Fire Note Says: Sting’s 57th & 9th serves as a sturdy, reliable to guitar oriented rock a voice that’s been quiet for too long.
Album Review: “Rock stars don’t ever die,” sings Sting in “50,000,” a song from his first album of original pop/rock material in 13 years. “They only fade away,” he concludes, no doubt a twist on Neil Young’s lyric that “it’s better to burn out than to fade away.” In Sting’s song, reportedly written shortly after Prince’s death, the former Police-man reflects on the passing of beloved musicians and their life on the stage worshipped by thousands for their performances, no doubt conscious of this year’s many losses, including David Bowie and Lemmy, and his own mortality as he reaches his 65th year.
At an age, when most regular people are considering retirement, Sting, born Gordon Sumner, much is being made that this is the first guitar oriented rock album from the former Police star in many years, given the jazz, R&B, and Celtic folk leanings of most of his solo albums.
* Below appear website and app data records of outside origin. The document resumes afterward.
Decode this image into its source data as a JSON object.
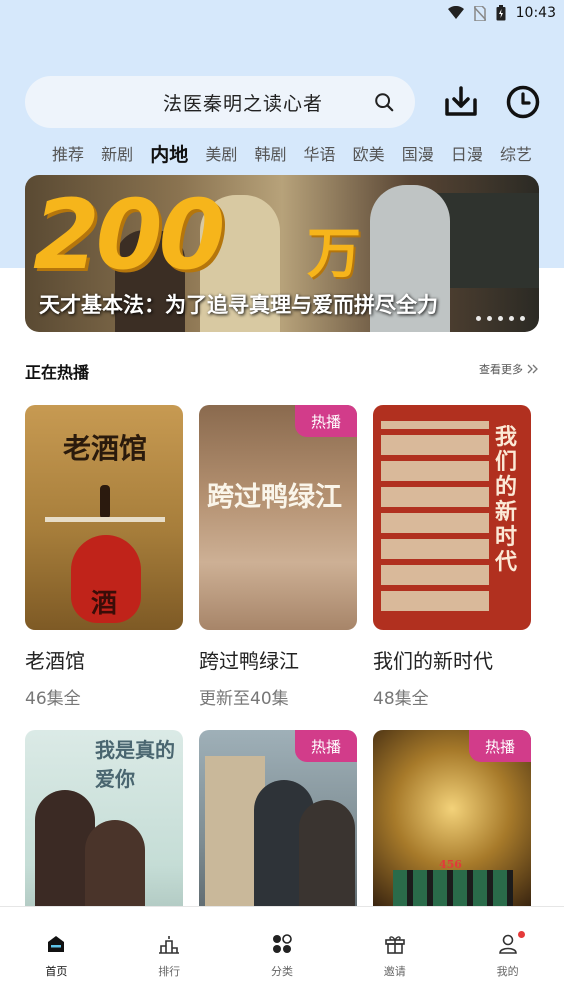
{
  "status_bar": {
    "time": "10:43"
  },
  "search": {
    "query": "法医秦明之读心者"
  },
  "tabs": [
    {
      "label": "推荐",
      "active": false
    },
    {
      "label": "新剧",
      "active": false
    },
    {
      "label": "内地",
      "active": true
    },
    {
      "label": "美剧",
      "active": false
    },
    {
      "label": "韩剧",
      "active": false
    },
    {
      "label": "华语",
      "active": false
    },
    {
      "label": "欧美",
      "active": false
    },
    {
      "label": "国漫",
      "active": false
    },
    {
      "label": "日漫",
      "active": false
    },
    {
      "label": "综艺",
      "active": false
    }
  ],
  "banner": {
    "big_number": "200",
    "big_unit": "万",
    "caption": "天才基本法：为了追寻真理与爱而拼尽全力",
    "page_count": 5
  },
  "section": {
    "title": "正在热播",
    "more_label": "查看更多"
  },
  "hot_badge": "热播",
  "cards": [
    {
      "title": "老酒馆",
      "subtitle": "46集全",
      "poster_text": "老酒馆",
      "poster_seal": "酒",
      "hot": false,
      "poster_color": "#b48a45"
    },
    {
      "title": "跨过鸭绿江",
      "subtitle": "更新至40集",
      "poster_text": "跨过鸭绿江",
      "hot": true,
      "poster_color": "#a07c60"
    },
    {
      "title": "我们的新时代",
      "subtitle": "48集全",
      "poster_text": "我们的新时代",
      "hot": false,
      "poster_color": "#b0301f"
    },
    {
      "title": "",
      "subtitle": "",
      "poster_text": "我是真的爱你",
      "hot": false,
      "poster_color": "#cfe3de"
    },
    {
      "title": "",
      "subtitle": "",
      "poster_text": "",
      "hot": true,
      "poster_color": "#6f7d85"
    },
    {
      "title": "",
      "subtitle": "",
      "poster_text": "456",
      "hot": true,
      "poster_color": "#6b4a1e"
    }
  ],
  "bottom_nav": [
    {
      "label": "首页",
      "icon": "home-icon",
      "active": true
    },
    {
      "label": "排行",
      "icon": "ranking-icon",
      "active": false
    },
    {
      "label": "分类",
      "icon": "category-icon",
      "active": false
    },
    {
      "label": "邀请",
      "icon": "gift-icon",
      "active": false
    },
    {
      "label": "我的",
      "icon": "profile-icon",
      "active": false,
      "badge": true
    }
  ]
}
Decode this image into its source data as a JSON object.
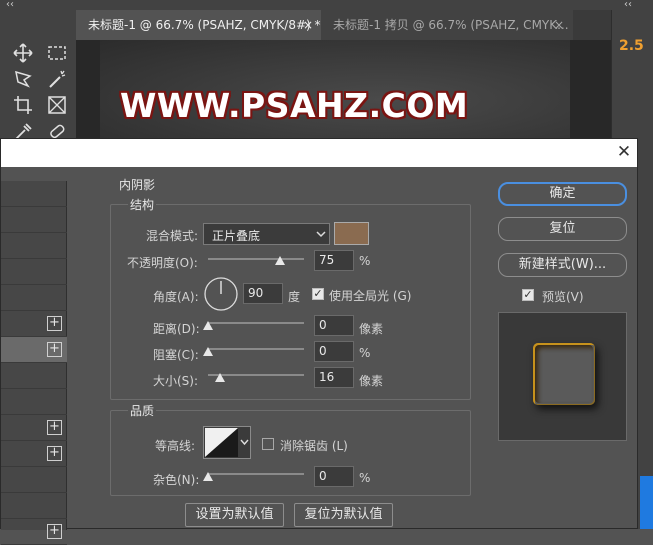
{
  "tabs": [
    {
      "label": "未标题-1 @ 66.7% (PSAHZ, CMYK/8#) *",
      "close": "×"
    },
    {
      "label": "未标题-1 拷贝 @ 66.7% (PSAHZ, CMYK...",
      "close": "×"
    }
  ],
  "canvas_text": "WWW.PSAHZ.COM",
  "right_panel_value": "2.5",
  "collapse_glyph": "‹‹",
  "dialog": {
    "close_glyph": "✕",
    "section_title": "内阴影",
    "structure": {
      "title": "结构",
      "blend_mode_label": "混合模式:",
      "blend_mode_value": "正片叠底",
      "shadow_color": "#8a6b50",
      "opacity_label": "不透明度(O):",
      "opacity_value": "75",
      "opacity_unit": "%",
      "angle_label": "角度(A):",
      "angle_value": "90",
      "angle_unit": "度",
      "global_light_label": "使用全局光 (G)",
      "global_light_checked": true,
      "distance_label": "距离(D):",
      "distance_value": "0",
      "distance_unit": "像素",
      "choke_label": "阻塞(C):",
      "choke_value": "0",
      "choke_unit": "%",
      "size_label": "大小(S):",
      "size_value": "16",
      "size_unit": "像素"
    },
    "quality": {
      "title": "品质",
      "contour_label": "等高线:",
      "anti_alias_label": "消除锯齿 (L)",
      "anti_alias_checked": false,
      "noise_label": "杂色(N):",
      "noise_value": "0",
      "noise_unit": "%"
    },
    "set_default_label": "设置为默认值",
    "reset_default_label": "复位为默认值",
    "ok_label": "确定",
    "reset_label": "复位",
    "new_style_label": "新建样式(W)...",
    "preview_label": "预览(V)",
    "preview_checked": true,
    "plus_glyph": "+"
  }
}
Still, the edgiest rockers here, “Petrol Head” and the obvious single “I Can’t Stop Thinking About You” both lean toward melodies that echo the reggae/ska rock sound of his Police heyday.
While it certainly is nice to hear Sting return to familiar territory, 57th & 9th—named for the Hell’s Kitchen intersection in NYC that Sting crossed each day of the three months he spent recording these ten songs—really feels almost too familiar. After only a listen or two, “One Fine Day,” Sting’s eco-friendly political statement, begins to feel like something you’ve been singing along to for a decade or more. It sounds so much like Sting’s previous work that you’d be forgiven for mistaking it for an earlier piece.
It’s not that the album’s primary guitarist Dominic Miller, supported by Lyle Workman and others, doesn’t try his hardest to lift these songs out of their all too predictable groove, especially on “Petrol Head,” it’s just that Sting after 6 groundbreaking Police discs, and a dozen solo works (not counting all the live and compilations), has dug a pretty comfortable furrow for himself.
Sting hasn’t abandoned his love of old English balladry, as exhibited one of the album’s two acoustic numbers, “Heading South On the Great North Road,” and his more literate leanings add a complexity to the narratives “If You Can’t Love Me” and “The Pretty Young Soldier,” the tale of a woman who pretends to be a man to follow her lover off to war.
The album turns audibly quieter on the disc’s back half, with the middle Eastern tone of “Inshallah,” reflecting on a Muslim refugees quest for safe passage, centering on the Arabic title, which translates “If God wills.” The set closes with the remaining acoustic track, “The Empty Chair,” which we’re told was inspired by the capture and killing of American journalist James Foley by ISIS.
The challenge of returning to pop music after over a decade of focus on orchestra interpretations of your earlier works (Symphonicities) and a Broadway musical (The Last Ship) is that your work is given greater scrutiny, your absence raises the expectations about your return to an impossible level of achievement. Maybe that’s why Sting reportedly decided to record this album on a compact time-line to lessen that pressure to produce.
But timing is everything, if this musical collection was released a few years after 2003’s Sacred Love our collective hopes for a return to genius would not have risen to unrealistic heights. But, as Sting sings in “50,000,” it’s hard to let go of all that praise and adulation, even as age and its limitations encroach upon one’s abilities. Hopefully, Sting will use 57th & 9th as a springboard to a new mature creative heyday, but in the meantime it serves as a sturdy, reliable work of a voice that’s been quiet for too long.
Key Tracks: “I Can’t Stop Thinking About You” / “Petrol Head” / “50,000”
Artists With Similar Fire: The Police / Peter Gabriel / Paul Simon
– Reviewed by Brian Q. Newcomb